How to Read An Experience Modification (EMR) Worksheet

The EMR, EMOD, XMOD or Experience Modification Worksheet can be a valuable source of information…if you know what you’re looking at and where to look! Let’s learn about the parts of a workers compensation experience mod worksheet.

For most employers the EMR worksheet is published once a year by the rating bureau for the state in which they are located (you can use our state directory to look up your bureau contact information.) Policy data, comprised of classification codes, payroll and claim dollars paid and reserved, is reported by the insurance carrier on unit statistical reports to the rating bureau for use in the calculation of an employers EMR. Once the data is received it’s run through the calculation process and the employers EMR is developed.

An EMR worksheet is then a source of compiled data regarding any specific experience rated employer.  Data provided excludes the most recent year past but looks back from there over a three year period.

Information typically found in the head of the worksheet will include:

  • The Employers Name, Address and Bureau or Risk ID
  • Effective Date – The date the EMR will be effective.
  • Issue or Production Date – The date the EMR was produced.
  • State – The state where the employer is located.

Information found within the body of the worksheet will include:

  • Data Blocks – These are separate blocks of data grouped by reporting insurance carrier and by policy period when combined are used to make up the experience period of the EMR.

Information found within each data block:

  • Class Code – Classifications as shown on the policy period in question.
  • ELR – Expected Loss Rate is the amount statistically expected for each classification per $100 of payroll. The ELR is different for each class code.
  • D-Ratio – The Discount Ratio determines expected primary losses.
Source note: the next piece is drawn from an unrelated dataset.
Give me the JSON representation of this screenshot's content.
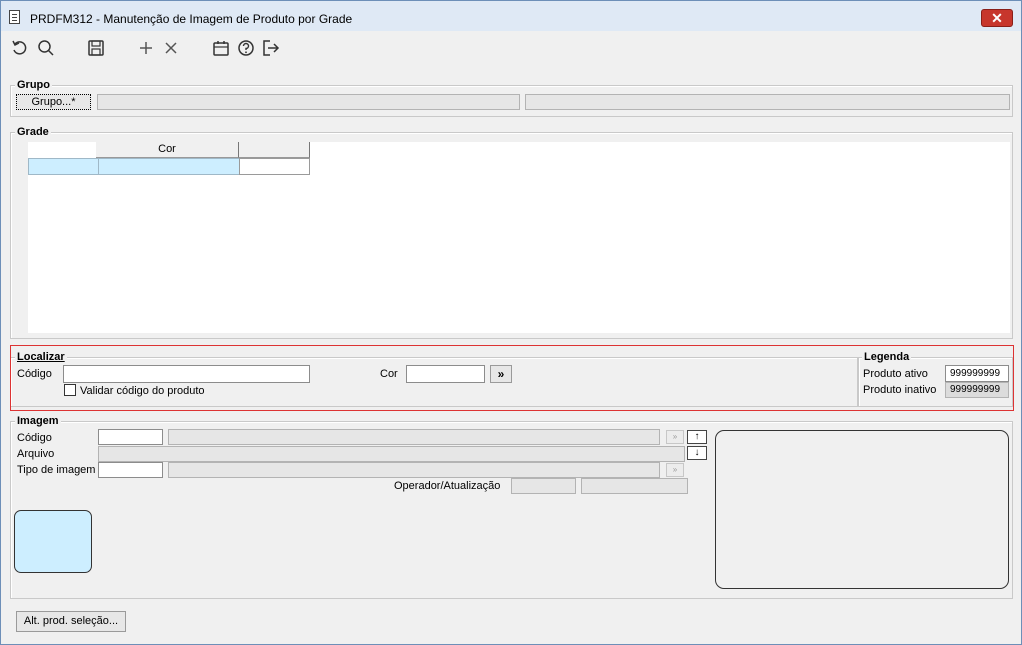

The D-Ratio is different for each class code.
  • Payroll – The employers reported payroll by class code.
  • Expected Losses – Those calculated losses expected for this employer for this class code.
  • Expected Primary Losses – Developed from the calculation.
  • Claim Data – This is claim information developed from the policy in question.
  • Injury Type
  • Claim Status – Open or Closed
  • Actual Incurred Losses – These are the losses actually incurred by the employer and reported to the bureau.
  • Actual Primary Losses – Primary losses are calculated using the split point factor in current use for the state in question.

This information is then gathered and displayed on the summary page of the worksheet where it is used in the actual calculation of the EMR.

Here’s the point of this blog…each item shown in the body of the EMR worksheet has an effect on the calculation and ultimately the experience mod rate developed. Line items, as reported to the rating bureau, are the basis of the EMR calculation. It is essential that this information be accurate. You must be aware that reporting errors may create an inaccurate EMR.

Contact our office if you have questions about your EMR. You may be surprised how we may be able to help!

Hope this helps you out! Thanks!